City Council changes rules on transparency of ethics investigations

The Austin City Council unanimously approved an ordinance to alter the proceedings of ethics investigations into city employees during their meeting March 28. The amendments reduce the percentage of the ethics review process that is transparent to the public.

Under the current policy, city employees, executive staff, and Council members undergo investigations by the Ethics Review Commission, which makes decisions on culpability and sanctions. The amendments, proposed by Mayor Steve Adler, remove city employees from the Ethics Commission’s jurisdiction and instead relegates their investigations to the City Auditor.

In the current system, the city auditor is involved in all ethics investigations. However, the proceedings of the Ethics Review Commission are publicly available, as soon as the city auditor makes an initial report on the ethics complaint. By circumventing the Ethics Commission, the proposed changes only allow citizens of Austin to access that information once a final decision has been made by the auditor and delivered to the Council.

According to Adler, his proposed changes are a direct result of the media coverage of an ethics investigation into the city’s Director of Human Resources, Joya Hayes, earlier this year. Adler feels that elected officials and city employees should not be subject to the same level of public scrutiny.

“If there’s an ethics charge that comes from the auditor [against city employees like Hayes] it’s treated as if they were elected officials,” Adler said. “If there’s a charge that’s later dismissed or not pursued, as was this case, there’s an impact to reputation that can’t be restored.”

The Austin-American Statesman in February reported in a series of articles that the city’s HR Director, an executive staff employee, was undergoing an investigation by the Ethics Review Commission into her use of subordinate staff to babysit her child. The investigation was subject to public scrutiny throughout.
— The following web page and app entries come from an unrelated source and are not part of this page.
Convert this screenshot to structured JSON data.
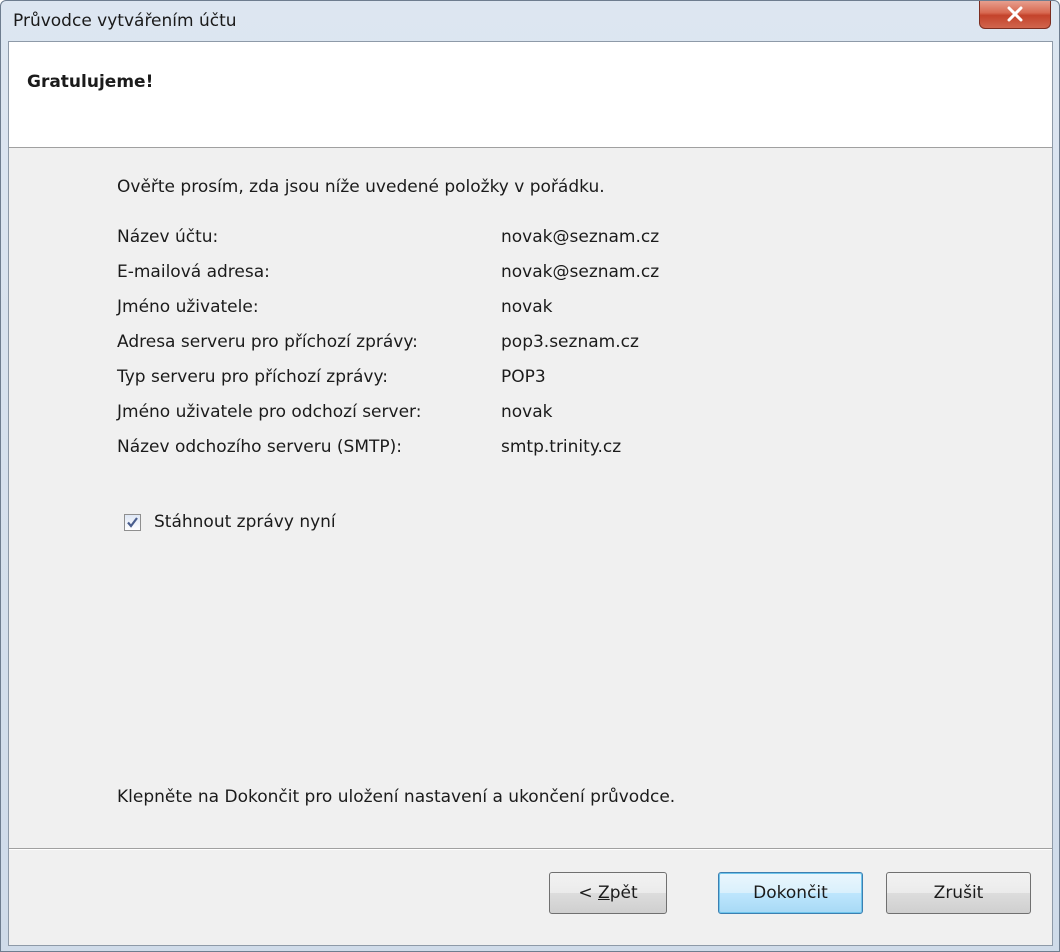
{
  "window": {
    "title": "Průvodce vytvářením účtu"
  },
  "header": {
    "title": "Gratulujeme!"
  },
  "intro": "Ověřte prosím, zda jsou níže uvedené položky v pořádku.",
  "details": [
    {
      "label": "Název účtu:",
      "value": "novak@seznam.cz"
    },
    {
      "label": "E-mailová adresa:",
      "value": "novak@seznam.cz"
    },
    {
      "label": "Jméno uživatele:",
      "value": "novak"
    },
    {
      "label": "Adresa serveru pro příchozí zprávy:",
      "value": "pop3.seznam.cz"
    },
    {
      "label": "Typ serveru pro příchozí zprávy:",
      "value": "POP3"
    },
    {
      "label": "Jméno uživatele pro odchozí server:",
      "value": "novak"
    },
    {
      "label": "Název odchozího serveru (SMTP):",
      "value": "smtp.trinity.cz"
    }
  ],
  "download_now": {
    "label": "Stáhnout zprávy nyní",
    "checked": true
  },
  "finish_note": "Klepněte na Dokončit pro uložení nastavení a ukončení průvodce.",
  "buttons": {
    "back_prefix": "< ",
    "back_mnemonic": "Z",
    "back_rest": "pět",
    "finish": "Dokončit",
    "cancel": "Zrušit"
  },
  "icons": {
    "close": "close-icon",
    "check": "checkmark-icon"
  }
}
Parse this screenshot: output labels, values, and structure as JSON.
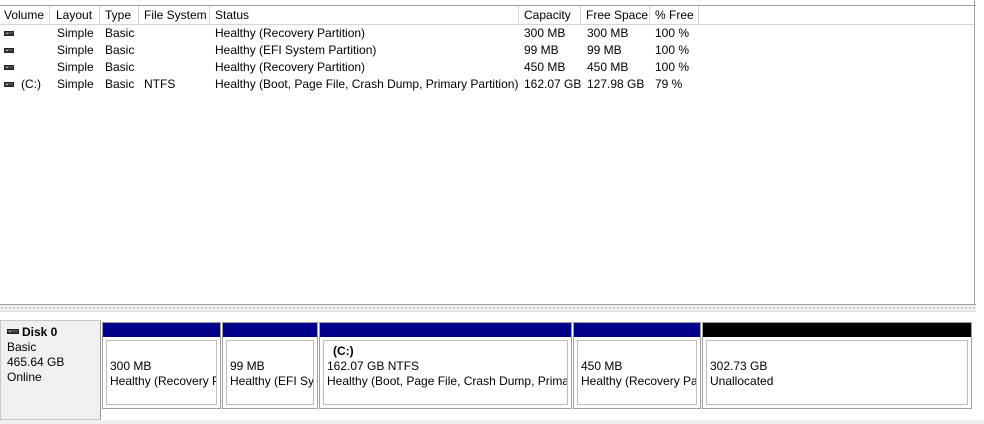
{
  "volume_list": {
    "columns": [
      "Volume",
      "Layout",
      "Type",
      "File System",
      "Status",
      "Capacity",
      "Free Space",
      "% Free"
    ],
    "rows": [
      {
        "volume": "",
        "layout": "Simple",
        "type": "Basic",
        "file_system": "",
        "status": "Healthy (Recovery Partition)",
        "capacity": "300 MB",
        "free_space": "300 MB",
        "pct_free": "100 %"
      },
      {
        "volume": "",
        "layout": "Simple",
        "type": "Basic",
        "file_system": "",
        "status": "Healthy (EFI System Partition)",
        "capacity": "99 MB",
        "free_space": "99 MB",
        "pct_free": "100 %"
      },
      {
        "volume": "",
        "layout": "Simple",
        "type": "Basic",
        "file_system": "",
        "status": "Healthy (Recovery Partition)",
        "capacity": "450 MB",
        "free_space": "450 MB",
        "pct_free": "100 %"
      },
      {
        "volume": "(C:)",
        "layout": "Simple",
        "type": "Basic",
        "file_system": "NTFS",
        "status": "Healthy (Boot, Page File, Crash Dump, Primary Partition)",
        "capacity": "162.07 GB",
        "free_space": "127.98 GB",
        "pct_free": "79 %"
      }
    ],
    "row_icon": "drive-icon"
  },
  "disk": {
    "name": "Disk 0",
    "type": "Basic",
    "size": "465.64 GB",
    "status": "Online",
    "icon": "disk-icon",
    "partitions": [
      {
        "label": "",
        "size": "300 MB",
        "status": "Healthy (Recovery P",
        "kind": "primary"
      },
      {
        "label": "",
        "size": "99 MB",
        "status": "Healthy (EFI Sys",
        "kind": "primary"
      },
      {
        "label": "(C:)",
        "size": "162.07 GB NTFS",
        "status": "Healthy (Boot, Page File, Crash Dump, Primar",
        "kind": "primary"
      },
      {
        "label": "",
        "size": "450 MB",
        "status": "Healthy (Recovery Pa",
        "kind": "primary"
      },
      {
        "label": "",
        "size": "302.73 GB",
        "status": "Unallocated",
        "kind": "unallocated"
      }
    ]
  },
  "colors": {
    "primary_partition_bar": "#00008b",
    "unallocated_bar": "#000000",
    "disk_label_bg": "#f0f0f0"
  }
}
The amendments have produced concern among some citizens who fear that they reduce transparency and make it more difficult to hold the city government accountable, according to District 6 Council Member Jimmy Flannigan.

Flannigan stressed the importance of transparency to public trust in the city government.

“People’s trust in government relies heavily on their belief in transparency,” Flannigan said. “That is a very frequent and common refrain from the mayor and the Council on a long list of matters.”

Flannigan also noted that it is important for executive staff, such as the Director of Parks and Recreation and the Director of Development Services, who would be affected by the proposed rules, to be subject to public oversight.

“There are a lot of things the director can just decide,” Flannigan said, “a lot of these very intricate questions that can have pretty dramatic impacts on the bottom line of the folks that are coming to the city to do development.”

At the council meeting, Adler emphasized that the changes were intended to streamline ethics complaints, not to reduce transparency.

“I believe very much in transparency,” Adler said. “We have to also make sure we do it in the right places and in the appropriate ways.”